The Saturday Shot #25: carrying on, and on, and on...

London 2012 - Keep calm and carry on
For this week Saturday Shot, I had to go back one more time to these unique scenes caught during the London 2012 Olympics. After all, the games were the reasons why I have been unable to fulfil my weekly social contributions.

I had brilliant times about which I wrote on this other blog (in French). And frankly speaking I wished that fortnight would carry on for a bit longer. Not only for the sporting performances, as with the Euro, Wimbledon, Le Tour de France, we have been blessed this summer... No, I simply think that during these two weeks, London and the rest of the world has been smilling a bit more than usual.

Since I always accompany my saturday pictures with a quote, I had to refer to the genitor of the modern Olympics:

"May joy and good fellowship reign, and in this manner, may the Olympic Torch pursue its way through ages, increasing friendly understanding among nations, for the good of a humanity always more enthusiastic, more courageous and more pure." Pierre de Coubertin (1863-1937)




This summer marked my sixth year on the British soil. An anniversary which also means that I have now lived longer in the British capital than in Paris for instance. During that time I got accustomed to the local rhythm, the indigenous habits, the cultural disparities... I have blended in. This is quite an ambivalent feeling as Brits and French are traditionally referred to as what one could call frenemies, i.e. the worst friends and the best enemies. I wrote quite a few articles about this Entente Cordiale that unites both nations, but being right in the middle of it is an awkward situation.

Although I am not British, I feel sometimes so and this city is like home. So no wonder that during the Olympics I waved and cheered at team GB, that I carried a Union Jack in my backpack... I got lucky and could attend quite a few events in the end. The lottery granted us only some tickets for a men volleyball semi-final, but perseverance and tenacity (let alone networking and generous friends) opened a few more doors. At these events, we were there as French nationals, as Londoners, as sport supporters.

Moment of truth.

But at a time when nations drop their weapons and random quarrels to support their Olympian troops, you are supposed to choose sides. I felt like a child in the middle of a divorce case. I love both mummy and daddy. I value Churchill and De Gaulle. I want the goldfish and its bowl. I want weekdays and weekends... I wanted to support blue, white and red, no mater whether these colours are laid out in crosses or in tiers.

And I thought so. I thought that almost like a bi-national I had today both nations ingrained in my soul on parity. But it was not the case... It took me a minute to realise it. Well, two half-times of 30 minutes each and 1 minute to raise a flag an that was it. Goose bump, spinal shivers, a tear in the eye... But who would not when hearing this:

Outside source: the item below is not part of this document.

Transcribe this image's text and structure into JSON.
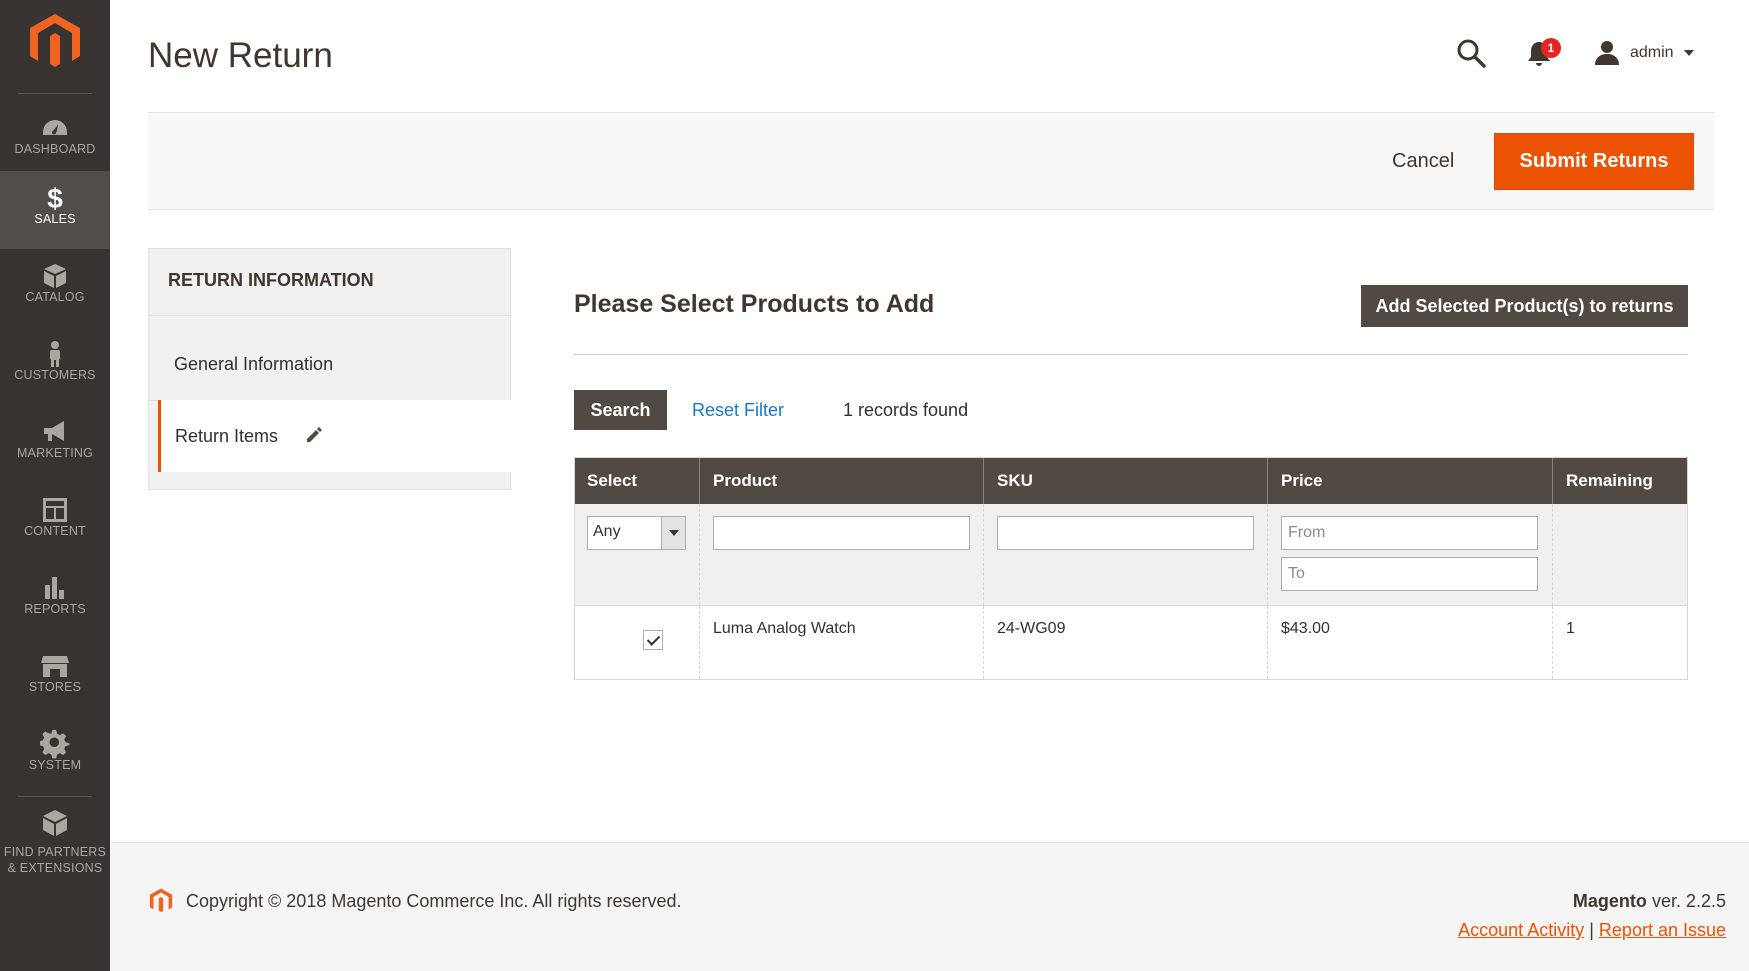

France retains its Olympic title by beating Sweden in handball final

La Marseillaise

France national anthem, La Marseillaise, was written and composed by Claude Joseph Rouget de Lisle in 1792. The French National Convention adopted it as the Republic's anthem in 1795. The name of the song is due to first being sung on the streets by volunteers from Marseille but was soon adopted by the revolutionary armies which put an end to the French monarchy and dropped the seed of the Republic.
This song is a war song, a march that galvanise soldiers and unite them behind a cause... During the 1992 winter Olympic games in Albertville, a young, pure, white-dressed girl sung a capella this anthem in front of millions during the opening ceremony, and many only then realised how violent the lyrics could sound...
La Marseillaise (most commonly sung extract. Source: Wikipedia)

French lyricsEnglish translation
Allons enfants de la Patrie,Arise, children of the Fatherland,
Le jour de gloire est arrivé !The day of glory has arrived!
Contre nous de la tyrannie,Against us tyranny
L'étendard sanglant est levé, (bis)Raises its bloody banner (repeat)
Entendez-vous dans les campagnesDo you hear, in the countryside,
Mugir ces féroces soldats ?The roar of those ferocious soldiers?
Ils viennent jusque dans vos brasThey're coming right into your arms
Égorger vos fils, vos compagnes !To cut the throats of your sons and women!
Aux armes, citoyens,To arms, citizens,
Formez vos bataillons,Form your battalions,
Marchons, marchons !Let's march, let's march!
Qu'un sang impurLet an impure blood
Abreuve nos sillons !Water our furrows!

This anthem sung in the handball arena, the box that rocks as the British journalists nicknamed it, swept any doubt that no matter happens and how long I will stay away from my homeland, at core I will remain French. An interesting realisation amidst athletic performances which contrasts a lot with some conversations I have had with US immigrants who had decided to embrace the US Constitution and rejected their origins by doing so. Unfathomable for me. Now.

Enjoy a selection of pictures from my Olympics: